For the first time, children and teenagers in the UK who are addicted to video games will now be able to seek treatment from the NHS after the World Health Organisation (WHO) announced that gaming addiction will now officially be classified as a medical disorder.
The WHO has notified governments around the world that they will be expected to offer treatments and support systems to patients suffering from ‘gaming disorder’. With games such as Fortnite being played hours, sometimes even days, on end, the move comes after various studies have shown the psychological distress gaming can cause.
Just last week, a 15-year-old in London was hospitalised for eight weeks and signed off school for a year after becoming addicted to gaming, resulting in a loss of confidence and even refusal to go outside.
The new guidelines from WHO state that for a diagnosis to be made an individual’s behaviour must be “of sufficient severity to result in significant impairment in personal, family, social, educational, occupational or other important areas of functioning.” Sufferers would also usually need to have been showing symptoms for at least a year.
While gaming addiction is something we’ve maybe all joked about at one point or another, studies have shown that as many as 6% of adolescents and young people may be affected by gaming addiction. And with consoles now found in virtually every home – alongside the rise in the likes of eSports – that number could rise.

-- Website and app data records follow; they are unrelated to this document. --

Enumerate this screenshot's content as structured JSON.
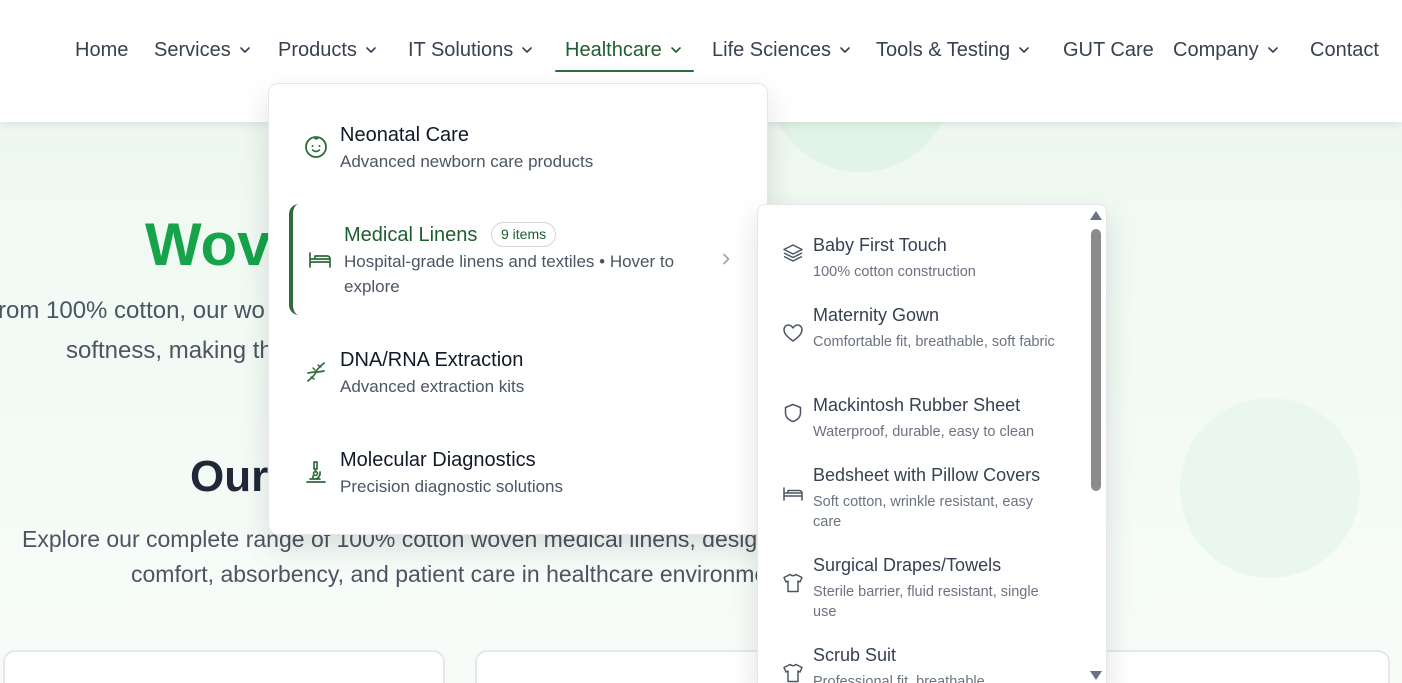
{
  "colors": {
    "brand_green": "#16a34a",
    "accent_dark_green": "#2f6b3b",
    "nav_text": "#374151",
    "hero_bg": "#eef8f1"
  },
  "nav": {
    "items": [
      {
        "label": "Home",
        "icon": null
      },
      {
        "label": "Services",
        "icon": "chevron-down-icon"
      },
      {
        "label": "Products",
        "icon": "chevron-down-icon"
      },
      {
        "label": "IT Solutions",
        "icon": "chevron-down-icon"
      },
      {
        "label": "Healthcare",
        "icon": "chevron-down-icon",
        "active": true
      },
      {
        "label": "Life Sciences",
        "icon": "chevron-down-icon"
      },
      {
        "label": "Tools & Testing",
        "icon": "chevron-down-icon"
      },
      {
        "label": "GUT Care",
        "icon": null
      },
      {
        "label": "Company",
        "icon": "chevron-down-icon"
      },
      {
        "label": "Contact",
        "icon": null
      }
    ]
  },
  "hero": {
    "title_partial": "Wov",
    "text_line1": "rom 100% cotton, our wo",
    "text_line2": "softness, making th",
    "section_title_partial": "Our",
    "section_text_line1": "Explore our complete range of 100% cotton woven medical linens, designe",
    "section_text_line2": "comfort, absorbency, and patient care in healthcare environmen"
  },
  "dropdown": {
    "items": [
      {
        "title": "Neonatal Care",
        "desc": "Advanced newborn care products",
        "icon": "baby-face-icon"
      },
      {
        "title": "Medical Linens",
        "badge": "9 items",
        "desc_line1": "Hospital-grade linens and textiles • Hover to",
        "desc_line2": "explore",
        "icon": "bed-icon",
        "active": true
      },
      {
        "title": "DNA/RNA Extraction",
        "desc": "Advanced extraction kits",
        "icon": "dna-icon"
      },
      {
        "title": "Molecular Diagnostics",
        "desc": "Precision diagnostic solutions",
        "icon": "microscope-icon"
      }
    ]
  },
  "submenu": {
    "items": [
      {
        "title": "Baby First Touch",
        "desc": "100% cotton construction",
        "icon": "layers-icon"
      },
      {
        "title": "Maternity Gown",
        "desc": "Comfortable fit, breathable, soft fabric",
        "icon": "heart-icon"
      },
      {
        "title": "Mackintosh Rubber Sheet",
        "desc": "Waterproof, durable, easy to clean",
        "icon": "shield-icon"
      },
      {
        "title": "Bedsheet with Pillow Covers",
        "desc": "Soft cotton, wrinkle resistant, easy care",
        "icon": "bed-icon"
      },
      {
        "title": "Surgical Drapes/Towels",
        "desc": "Sterile barrier, fluid resistant, single use",
        "icon": "shirt-icon"
      },
      {
        "title": "Scrub Suit",
        "desc": "Professional fit, breathable,",
        "icon": "shirt-icon"
      }
    ]
  }
}
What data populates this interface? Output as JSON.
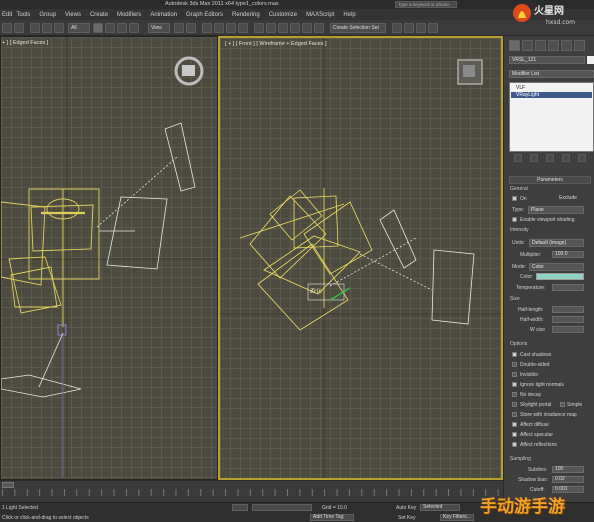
{
  "title_bar": {
    "title": "Autodesk 3ds Max 2011 x64     type1_colors.max",
    "search_placeholder": "Type a keyword or phrase"
  },
  "menu": [
    "Edit",
    "Tools",
    "Group",
    "Views",
    "Create",
    "Modifiers",
    "Animation",
    "Graph Editors",
    "Rendering",
    "Customize",
    "MAXScript",
    "Help"
  ],
  "toolbar": {
    "selection_filter": "All",
    "reference_coord": "View",
    "named_selection": "Create Selection Set"
  },
  "viewports": {
    "left_label": "+ ] [ Edged Faces ]",
    "front_label": "[ + ] [ Front ] [ Wireframe + Edged Faces ]"
  },
  "command_panel": {
    "object_name": "VRSL_121",
    "modifier_list": "Modifier List",
    "stack": [
      "VLF",
      "VRayLight"
    ],
    "parameters_title": "Parameters",
    "general": {
      "section": "General",
      "on_label": "On",
      "exclude_label": "Exclude",
      "type_label": "Type:",
      "type_value": "Plane",
      "viewport_shading": "Enable viewport shading"
    },
    "intensity": {
      "section": "Intensity",
      "units_label": "Units:",
      "units_value": "Default (image)",
      "multiplier_label": "Multiplier:",
      "multiplier_value": "100.0",
      "mode_label": "Mode:",
      "mode_value": "Color",
      "color_label": "Color:",
      "color_swatch": "#8fd4c4",
      "temperature_label": "Temperature:"
    },
    "size": {
      "section": "Size",
      "half_length_label": "Half-length:",
      "half_width_label": "Half-width:",
      "w_size_label": "W size"
    },
    "options": {
      "section": "Options",
      "items": [
        {
          "label": "Cast shadows",
          "checked": true
        },
        {
          "label": "Double-sided",
          "checked": false
        },
        {
          "label": "Invisible",
          "checked": false
        },
        {
          "label": "Ignore light normals",
          "checked": true
        },
        {
          "label": "No decay",
          "checked": false
        },
        {
          "label": "Skylight portal",
          "checked": false
        },
        {
          "label": "Store with irradiance map",
          "checked": false
        },
        {
          "label": "Affect diffuse",
          "checked": true
        },
        {
          "label": "Affect specular",
          "checked": true
        },
        {
          "label": "Affect reflections",
          "checked": true
        }
      ],
      "simple_label": "Simple"
    },
    "sampling": {
      "section": "Sampling",
      "subdivs_label": "Subdivs:",
      "subdivs_value": "100",
      "shadow_bias_label": "Shadow bias:",
      "shadow_bias_value": "0.02",
      "cutoff_label": "Cutoff:",
      "cutoff_value": "0.001"
    }
  },
  "status": {
    "selected": "1 Light Selected",
    "prompt": "Click or click-and-drag to select objects",
    "grid": "Grid = 10.0",
    "add_time_tag": "Add Time Tag",
    "auto_key": "Auto Key",
    "selected_dropdown": "Selected",
    "set_key": "Set Key",
    "key_filters": "Key Filters..."
  },
  "watermark": "手动游手游",
  "logo": {
    "brand": "火星网",
    "sub": "hxsd.com"
  },
  "accent_color": "#b8a030"
}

Video gaming isn’t just for at home anymore either. Just last week, we took a look at the iHotel in Taiwan, where each room features two high-performance gaming PCs — complete with designer gaming chairs, large monitors, and glowing lights.